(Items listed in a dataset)
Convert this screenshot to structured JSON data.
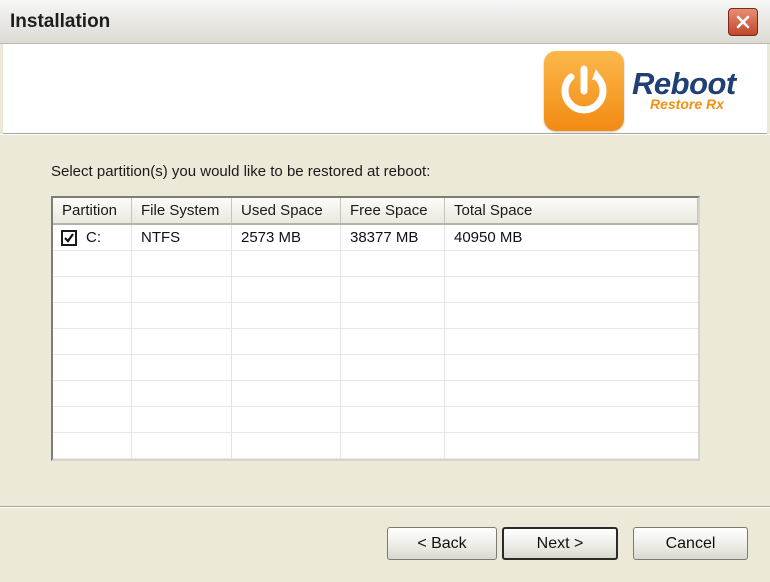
{
  "window": {
    "title": "Installation"
  },
  "banner": {
    "brand_name": "Reboot",
    "brand_sub": "Restore Rx",
    "logo_icon": "power-refresh-icon",
    "accent_color": "#f28a14",
    "brand_color": "#1f3f75"
  },
  "main": {
    "instruction": "Select partition(s) you would like to be restored at reboot:",
    "columns": [
      "Partition",
      "File System",
      "Used Space",
      "Free Space",
      "Total Space"
    ],
    "rows": [
      {
        "checked": true,
        "partition": "C:",
        "file_system": "NTFS",
        "used": "2573 MB",
        "free": "38377 MB",
        "total": "40950 MB"
      }
    ]
  },
  "footer": {
    "back_label": "< Back",
    "next_label": "Next >",
    "cancel_label": "Cancel"
  }
}
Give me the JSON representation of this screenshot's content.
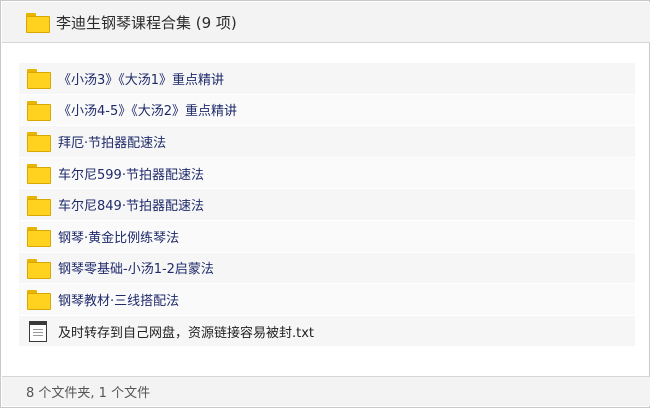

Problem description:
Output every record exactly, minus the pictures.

Written answer:
Convert this screenshot to structured JSON data.
{
  "window": {
    "title": "Installation"
  },
  "banner": {
    "brand_name": "Reboot",
    "brand_sub": "Restore Rx",
    "logo_icon": "power-refresh-icon",
    "accent_color": "#f28a14",
    "brand_color": "#1f3f75"
  },
  "main": {
    "instruction": "Select partition(s) you would like to be restored at reboot:",
    "columns": [
      "Partition",
      "File System",
      "Used Space",
      "Free Space",
      "Total Space"
    ],
    "rows": [
      {
        "checked": true,
        "partition": "C:",
        "file_system": "NTFS",
        "used": "2573 MB",
        "free": "38377 MB",
        "total": "40950 MB"
      }
    ]
  },
  "footer": {
    "back_label": "< Back",
    "next_label": "Next >",
    "cancel_label": "Cancel"
  }
}
Give me the JSON representation of this screenshot's content.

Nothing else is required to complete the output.